(Dataset records)
⁂

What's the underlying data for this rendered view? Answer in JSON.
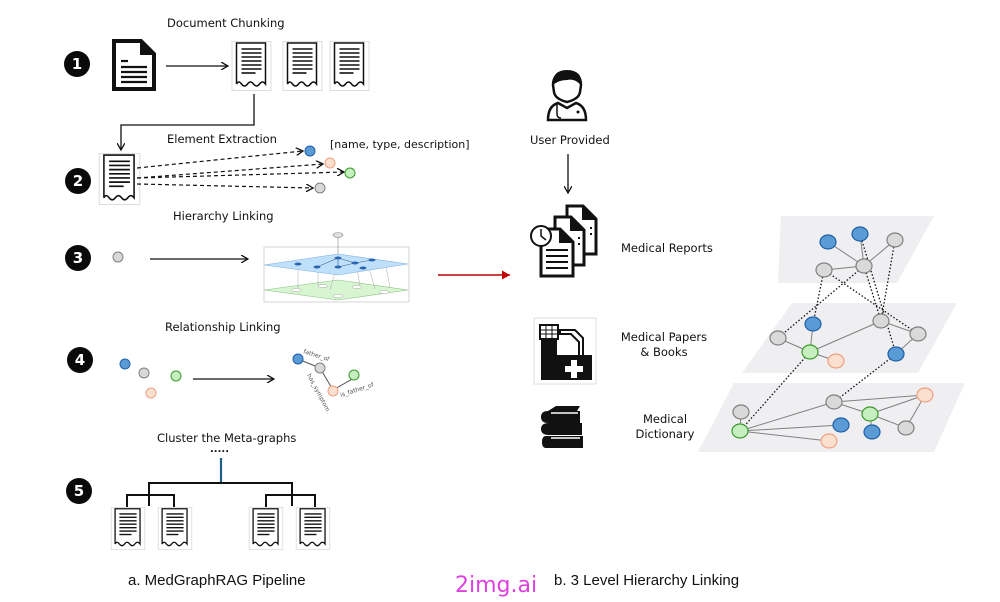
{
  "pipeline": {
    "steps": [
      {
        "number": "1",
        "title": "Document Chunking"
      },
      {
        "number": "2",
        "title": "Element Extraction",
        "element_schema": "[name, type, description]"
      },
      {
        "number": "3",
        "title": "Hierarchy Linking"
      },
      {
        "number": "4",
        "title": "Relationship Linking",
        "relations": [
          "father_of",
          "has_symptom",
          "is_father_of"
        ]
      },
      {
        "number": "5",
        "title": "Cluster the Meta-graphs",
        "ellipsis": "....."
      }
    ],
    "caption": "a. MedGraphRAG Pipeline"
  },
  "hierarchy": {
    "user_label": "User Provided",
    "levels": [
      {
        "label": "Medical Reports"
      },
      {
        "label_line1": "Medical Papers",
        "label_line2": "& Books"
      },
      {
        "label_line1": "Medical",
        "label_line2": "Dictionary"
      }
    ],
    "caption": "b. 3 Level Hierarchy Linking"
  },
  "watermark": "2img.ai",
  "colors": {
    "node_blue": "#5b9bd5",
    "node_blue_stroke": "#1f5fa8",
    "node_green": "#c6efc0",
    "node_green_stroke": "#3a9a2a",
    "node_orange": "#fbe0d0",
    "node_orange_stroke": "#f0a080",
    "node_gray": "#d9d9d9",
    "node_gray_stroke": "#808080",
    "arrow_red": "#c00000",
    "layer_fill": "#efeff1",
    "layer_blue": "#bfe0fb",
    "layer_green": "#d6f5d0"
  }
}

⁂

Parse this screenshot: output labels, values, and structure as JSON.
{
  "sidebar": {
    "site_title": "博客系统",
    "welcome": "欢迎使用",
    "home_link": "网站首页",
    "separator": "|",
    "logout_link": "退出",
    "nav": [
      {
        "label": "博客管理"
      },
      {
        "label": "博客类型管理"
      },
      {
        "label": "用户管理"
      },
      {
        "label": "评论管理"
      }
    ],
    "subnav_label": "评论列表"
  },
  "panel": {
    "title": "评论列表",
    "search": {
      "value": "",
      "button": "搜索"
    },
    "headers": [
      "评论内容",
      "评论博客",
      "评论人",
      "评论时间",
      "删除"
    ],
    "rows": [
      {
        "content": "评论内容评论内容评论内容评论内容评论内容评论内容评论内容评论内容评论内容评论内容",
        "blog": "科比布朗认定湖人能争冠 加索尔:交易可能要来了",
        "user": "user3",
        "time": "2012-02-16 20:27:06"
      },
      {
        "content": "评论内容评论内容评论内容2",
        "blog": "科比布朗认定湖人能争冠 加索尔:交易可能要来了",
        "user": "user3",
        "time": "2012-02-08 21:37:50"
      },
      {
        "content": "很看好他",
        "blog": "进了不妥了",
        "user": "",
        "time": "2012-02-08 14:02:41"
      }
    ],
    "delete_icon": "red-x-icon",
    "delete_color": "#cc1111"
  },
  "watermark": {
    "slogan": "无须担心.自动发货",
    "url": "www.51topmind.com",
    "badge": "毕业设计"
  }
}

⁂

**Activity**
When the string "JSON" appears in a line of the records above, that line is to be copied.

**Your response**
What's the underlying data for this rendered view? Answer in JSON.
Parse this screenshot: output labels, values, and structure as JSON.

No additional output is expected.